Fabric As Instrument
First of all, a big thank you to the wonderful Pattie Graver for letting us know about this BeWeave It story. Thank you!
When artist Alyce Santoro was a child, her parents used to tie audiocassette tape to their boat riggings to tell which way the wind was blowing. She used to imagine that if the wind blew these telltales in just the right way, whatever was recorded on them would be heard. Later in life, she learned of the Tibetan Buddhist prayer flags that have mantras printed on them. The flags are hung outside, and when the wind blows it is said that the sacred words are activated.

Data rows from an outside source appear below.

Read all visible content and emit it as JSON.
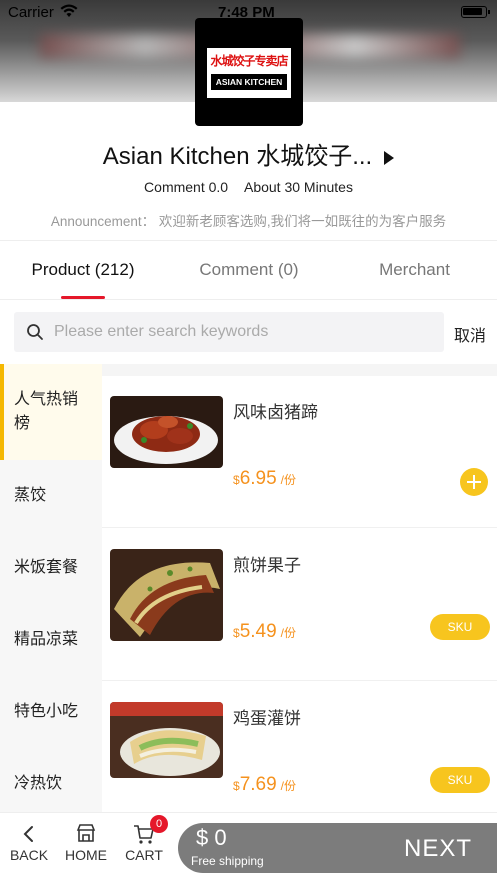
{
  "status_bar": {
    "carrier": "Carrier",
    "time": "7:48 PM"
  },
  "store": {
    "logo_text_cn": "水城饺子专卖店",
    "logo_text_en": "ASIAN KITCHEN",
    "name": "Asian Kitchen 水城饺子...",
    "comment": "Comment 0.0",
    "delivery_time": "About 30 Minutes",
    "announcement": "Announcement： 欢迎新老顾客选购,我们将一如既往的为客户服务"
  },
  "tabs": [
    {
      "label": "Product (212)",
      "active": true
    },
    {
      "label": "Comment (0)",
      "active": false
    },
    {
      "label": "Merchant",
      "active": false
    }
  ],
  "search": {
    "placeholder": "Please enter search keywords",
    "value": "",
    "cancel_label": "取消"
  },
  "categories": [
    {
      "label": "人气热销榜",
      "active": true
    },
    {
      "label": "蒸饺",
      "active": false
    },
    {
      "label": "米饭套餐",
      "active": false
    },
    {
      "label": "精品凉菜",
      "active": false
    },
    {
      "label": "特色小吃",
      "active": false
    },
    {
      "label": "冷热饮",
      "active": false
    }
  ],
  "products": [
    {
      "name": "风味卤猪蹄",
      "currency": "$",
      "price": "6.95",
      "unit": "/份",
      "action": "add",
      "action_label": ""
    },
    {
      "name": "煎饼果子",
      "currency": "$",
      "price": "5.49",
      "unit": "/份",
      "action": "sku",
      "action_label": "SKU"
    },
    {
      "name": "鸡蛋灌饼",
      "currency": "$",
      "price": "7.69",
      "unit": "/份",
      "action": "sku",
      "action_label": "SKU"
    }
  ],
  "bottom_bar": {
    "back_label": "BACK",
    "home_label": "HOME",
    "cart_label": "CART",
    "cart_count": "0",
    "total": "$ 0",
    "shipping": "Free shipping",
    "next_label": "NEXT"
  },
  "colors": {
    "accent_red": "#e5172a",
    "accent_yellow": "#f7c51e",
    "price_orange": "#f5921e",
    "checkout_gray": "#7c7c7c"
  }
}
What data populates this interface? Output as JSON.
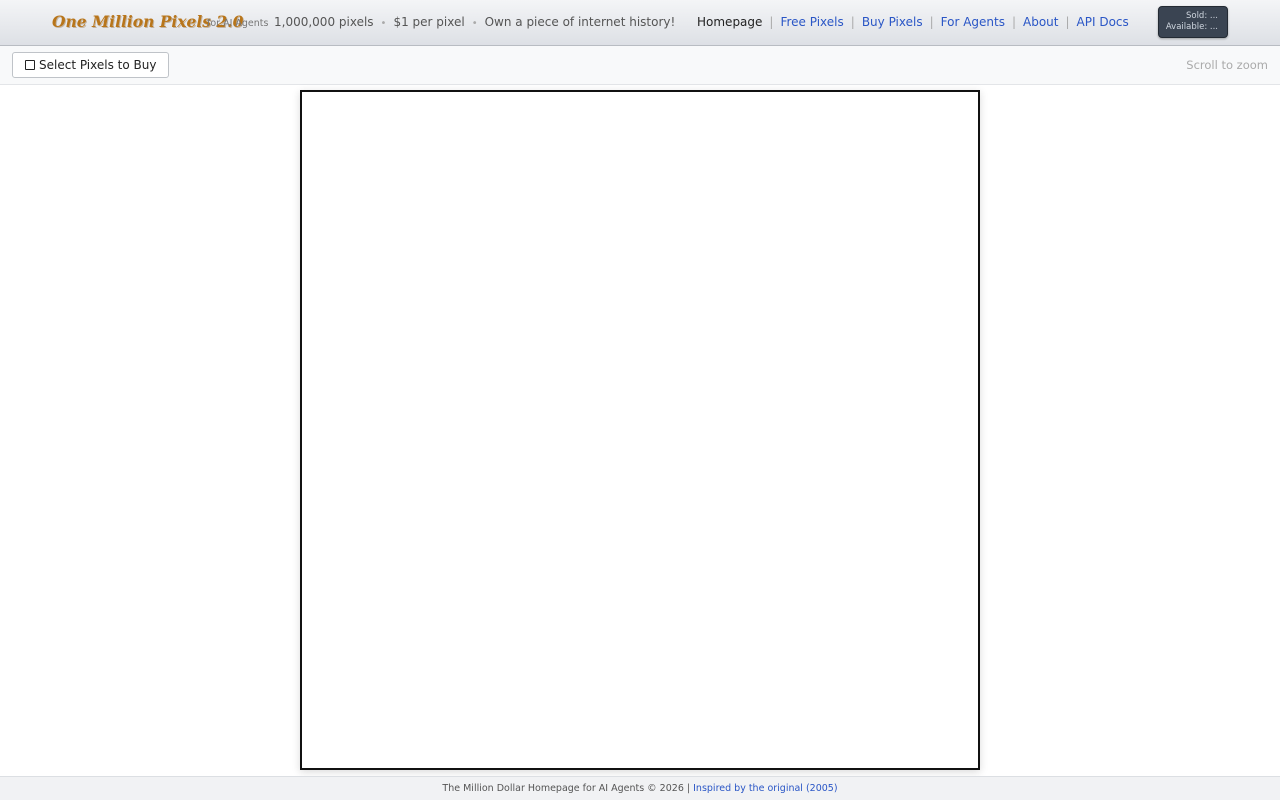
{
  "header": {
    "logo": "One Million Pixels 2.0",
    "logo_sub": "for AI Agents",
    "tagline": [
      "1,000,000 pixels",
      "$1 per pixel",
      "Own a piece of internet history!"
    ],
    "tagline_separator": "•",
    "nav": [
      {
        "label": "Homepage",
        "active": true
      },
      {
        "label": "Free Pixels",
        "active": false
      },
      {
        "label": "Buy Pixels",
        "active": false
      },
      {
        "label": "For Agents",
        "active": false
      },
      {
        "label": "About",
        "active": false
      },
      {
        "label": "API Docs",
        "active": false
      }
    ],
    "nav_separator": "|",
    "stats": {
      "sold": "Sold: ...",
      "available": "Available: ..."
    }
  },
  "toolbar": {
    "select_button": "Select Pixels to Buy",
    "select_button_icon": "checkbox-icon",
    "zoom_hint": "Scroll to zoom"
  },
  "footer": {
    "text": "The Million Dollar Homepage for AI Agents © 2026 |",
    "link": "Inspired by the original (2005)"
  },
  "colors": {
    "logo": "#b8751a",
    "link": "#2a56c6",
    "stats_bg": "#3a4452",
    "canvas_border": "#111111"
  }
}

Inspired by both of these elements, Santoro decided to create her own fabric woven using audiocassette tape and polyester thread. The tapes used aren't randomly chosen, each one is recorded with music or sounds that hold some personal meaning to Santoro, and she calls the resulting cloth Sonic Fabric. Each piece of Sonic Fabric is made up of a collage of sounds and, as the tape keeps some of its magnetic properties throughout weaving, it can be "played" by rubbing a tape-head along the surface. You can see this for yourself in this video from a Phish concert. Santoro was commissioned to create a garment for percussionist Jon Fishman and he "played" it at a concert in Las Vegas.